TC TO C. G. DUFFY

Chelsea, 26 june, 1849—

Dear Duffy,

I had to go deep into the City yesterday in quest of precise information; did not see the Steamer itself after all; but found authentically that its name was “The Athlone, Captn Williams,” and the hour “10, on Saturday morning next,”1—with expected arrival in Dublin on the morning of Wednesday following. Even this bit of information I did not get till the Post-hour was gone; so could not write till now.

On Wednesday, by the Athlone, or by something else and better if I fail in the Athlone (of which you shall have notice), expect me, therefore; not later than that day: and so let one point, the preliminary of all, be fixed, at last.
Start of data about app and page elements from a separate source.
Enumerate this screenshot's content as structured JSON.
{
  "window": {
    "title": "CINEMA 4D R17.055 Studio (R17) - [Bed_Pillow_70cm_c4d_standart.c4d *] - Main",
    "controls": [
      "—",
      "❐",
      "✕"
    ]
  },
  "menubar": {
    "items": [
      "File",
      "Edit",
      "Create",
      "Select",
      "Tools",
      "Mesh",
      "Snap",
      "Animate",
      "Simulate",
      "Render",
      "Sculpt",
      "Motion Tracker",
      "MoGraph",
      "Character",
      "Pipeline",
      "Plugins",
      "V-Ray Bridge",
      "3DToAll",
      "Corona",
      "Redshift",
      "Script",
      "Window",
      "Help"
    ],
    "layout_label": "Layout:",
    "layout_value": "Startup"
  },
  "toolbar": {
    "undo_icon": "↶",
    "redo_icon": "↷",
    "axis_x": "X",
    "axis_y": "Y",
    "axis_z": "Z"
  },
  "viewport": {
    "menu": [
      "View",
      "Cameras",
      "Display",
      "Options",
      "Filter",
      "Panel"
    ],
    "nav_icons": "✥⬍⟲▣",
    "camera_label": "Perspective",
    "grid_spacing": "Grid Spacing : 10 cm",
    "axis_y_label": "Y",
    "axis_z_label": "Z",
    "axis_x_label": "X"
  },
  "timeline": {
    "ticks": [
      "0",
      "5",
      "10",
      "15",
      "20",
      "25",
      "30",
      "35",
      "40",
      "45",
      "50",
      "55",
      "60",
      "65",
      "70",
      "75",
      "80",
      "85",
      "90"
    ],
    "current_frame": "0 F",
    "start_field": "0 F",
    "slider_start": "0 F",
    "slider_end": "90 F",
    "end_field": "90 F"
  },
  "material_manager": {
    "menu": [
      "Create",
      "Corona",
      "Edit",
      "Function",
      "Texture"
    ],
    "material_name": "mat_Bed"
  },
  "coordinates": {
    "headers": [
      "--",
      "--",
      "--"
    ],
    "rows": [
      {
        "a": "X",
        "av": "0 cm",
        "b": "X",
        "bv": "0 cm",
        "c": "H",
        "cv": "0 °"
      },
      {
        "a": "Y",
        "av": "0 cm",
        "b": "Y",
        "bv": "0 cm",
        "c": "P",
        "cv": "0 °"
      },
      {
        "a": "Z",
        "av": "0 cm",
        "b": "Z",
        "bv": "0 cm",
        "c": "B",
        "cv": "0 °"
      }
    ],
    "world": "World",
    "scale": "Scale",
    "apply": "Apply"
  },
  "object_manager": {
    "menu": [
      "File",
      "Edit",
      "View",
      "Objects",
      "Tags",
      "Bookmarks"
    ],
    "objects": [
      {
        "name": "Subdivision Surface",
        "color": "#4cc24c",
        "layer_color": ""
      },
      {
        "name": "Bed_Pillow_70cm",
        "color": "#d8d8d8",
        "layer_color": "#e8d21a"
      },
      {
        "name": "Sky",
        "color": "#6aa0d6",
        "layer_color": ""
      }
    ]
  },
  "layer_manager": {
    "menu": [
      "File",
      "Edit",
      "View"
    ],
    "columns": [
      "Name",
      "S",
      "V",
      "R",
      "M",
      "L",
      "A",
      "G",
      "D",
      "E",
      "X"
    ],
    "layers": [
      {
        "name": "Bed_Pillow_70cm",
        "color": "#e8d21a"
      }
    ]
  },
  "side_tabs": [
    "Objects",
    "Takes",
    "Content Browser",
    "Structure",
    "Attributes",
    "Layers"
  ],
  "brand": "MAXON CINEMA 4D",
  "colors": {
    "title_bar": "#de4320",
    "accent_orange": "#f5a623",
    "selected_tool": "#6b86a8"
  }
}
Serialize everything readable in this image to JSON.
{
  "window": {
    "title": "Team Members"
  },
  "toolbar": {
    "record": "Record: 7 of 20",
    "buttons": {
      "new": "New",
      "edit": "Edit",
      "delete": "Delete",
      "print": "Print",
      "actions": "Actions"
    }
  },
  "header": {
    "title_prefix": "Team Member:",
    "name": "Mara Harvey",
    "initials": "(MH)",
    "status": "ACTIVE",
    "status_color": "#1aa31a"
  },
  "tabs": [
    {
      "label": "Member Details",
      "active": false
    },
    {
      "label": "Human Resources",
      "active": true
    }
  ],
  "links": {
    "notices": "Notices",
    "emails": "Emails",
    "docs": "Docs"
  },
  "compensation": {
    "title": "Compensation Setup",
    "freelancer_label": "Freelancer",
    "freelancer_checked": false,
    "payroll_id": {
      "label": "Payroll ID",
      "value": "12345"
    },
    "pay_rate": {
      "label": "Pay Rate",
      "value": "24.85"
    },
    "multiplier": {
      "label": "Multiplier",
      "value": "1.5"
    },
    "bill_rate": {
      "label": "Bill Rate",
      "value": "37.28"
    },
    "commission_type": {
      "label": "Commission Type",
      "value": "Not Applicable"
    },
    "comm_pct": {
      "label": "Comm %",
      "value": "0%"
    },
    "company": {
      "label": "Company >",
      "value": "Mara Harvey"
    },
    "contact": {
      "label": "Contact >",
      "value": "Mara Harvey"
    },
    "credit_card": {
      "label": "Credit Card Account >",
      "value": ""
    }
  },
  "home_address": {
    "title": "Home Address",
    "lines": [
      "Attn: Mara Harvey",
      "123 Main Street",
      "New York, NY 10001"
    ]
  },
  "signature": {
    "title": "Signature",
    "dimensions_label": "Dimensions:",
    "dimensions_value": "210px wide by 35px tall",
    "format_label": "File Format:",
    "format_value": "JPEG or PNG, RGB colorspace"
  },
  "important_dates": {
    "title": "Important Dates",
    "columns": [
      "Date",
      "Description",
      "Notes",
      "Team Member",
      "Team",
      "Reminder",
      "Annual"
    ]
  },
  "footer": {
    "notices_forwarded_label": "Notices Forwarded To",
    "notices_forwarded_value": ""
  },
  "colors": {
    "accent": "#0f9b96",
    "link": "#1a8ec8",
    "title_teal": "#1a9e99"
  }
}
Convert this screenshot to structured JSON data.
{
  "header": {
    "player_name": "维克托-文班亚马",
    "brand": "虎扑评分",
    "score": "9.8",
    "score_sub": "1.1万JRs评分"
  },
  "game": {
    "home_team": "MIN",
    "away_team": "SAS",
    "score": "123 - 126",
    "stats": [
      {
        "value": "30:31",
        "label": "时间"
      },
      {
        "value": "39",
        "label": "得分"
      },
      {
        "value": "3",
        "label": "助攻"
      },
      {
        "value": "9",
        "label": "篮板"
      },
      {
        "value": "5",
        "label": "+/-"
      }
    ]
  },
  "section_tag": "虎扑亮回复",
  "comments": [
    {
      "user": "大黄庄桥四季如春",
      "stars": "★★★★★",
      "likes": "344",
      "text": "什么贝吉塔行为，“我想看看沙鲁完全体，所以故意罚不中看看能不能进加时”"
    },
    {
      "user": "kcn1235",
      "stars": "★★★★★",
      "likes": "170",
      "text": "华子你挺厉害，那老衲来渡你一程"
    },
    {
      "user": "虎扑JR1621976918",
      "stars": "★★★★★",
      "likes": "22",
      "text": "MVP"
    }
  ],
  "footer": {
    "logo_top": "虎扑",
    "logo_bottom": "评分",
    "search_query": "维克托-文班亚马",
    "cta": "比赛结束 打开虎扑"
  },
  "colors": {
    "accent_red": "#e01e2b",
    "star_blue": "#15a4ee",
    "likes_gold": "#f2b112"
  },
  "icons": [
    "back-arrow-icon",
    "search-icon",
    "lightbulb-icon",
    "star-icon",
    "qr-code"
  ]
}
A stock of Letters, to be used or not, for Dublin and other places, especially for the ruined West, is accumulating on me: in Dublin I have a Dr Stokes, Dr Kennedy, Chambers Walker,2 and various military and official people;—certainly longer than “two days” will be needed in Dublin, if I am to get much good of these people; but I will make what despatch proves possible.

You, have your “routes” in a state of readiness; that we may be able at once to get to business. At present Maynooth, Kildare Town, and then some march across to Glendalough, or through Wicklow Gap, is figuring in my imagination; after which Wexford, Ross, Waterford &c— But in my present state of insight all hangs in the clouds. I wish only I were fairly among the Hills and Green Places, with the summer breeze blowing round me, and a friendly soul to guide and cheer me in my pilgrimings. Kildare I respect for St Bridget's sake,—Bridekirk (her Kirk, I suppose) was almost the place of my birth; and Bridget herself, under the Oaks 1400 years ago, is for her own sake beautiful to me.3 One Fitzgerald, a Suffolk Irish friend of long standing, offers me introduction to some specifically Irish family of his kindred in that region,—on the Curragh itself, if I remember.4 We shall see.

All kinds of business yet remain for me; and not a minute to spare. People say the Queen is coming to look at Ireland, foolish creature!5

Yours ever truly /

T. Carlyle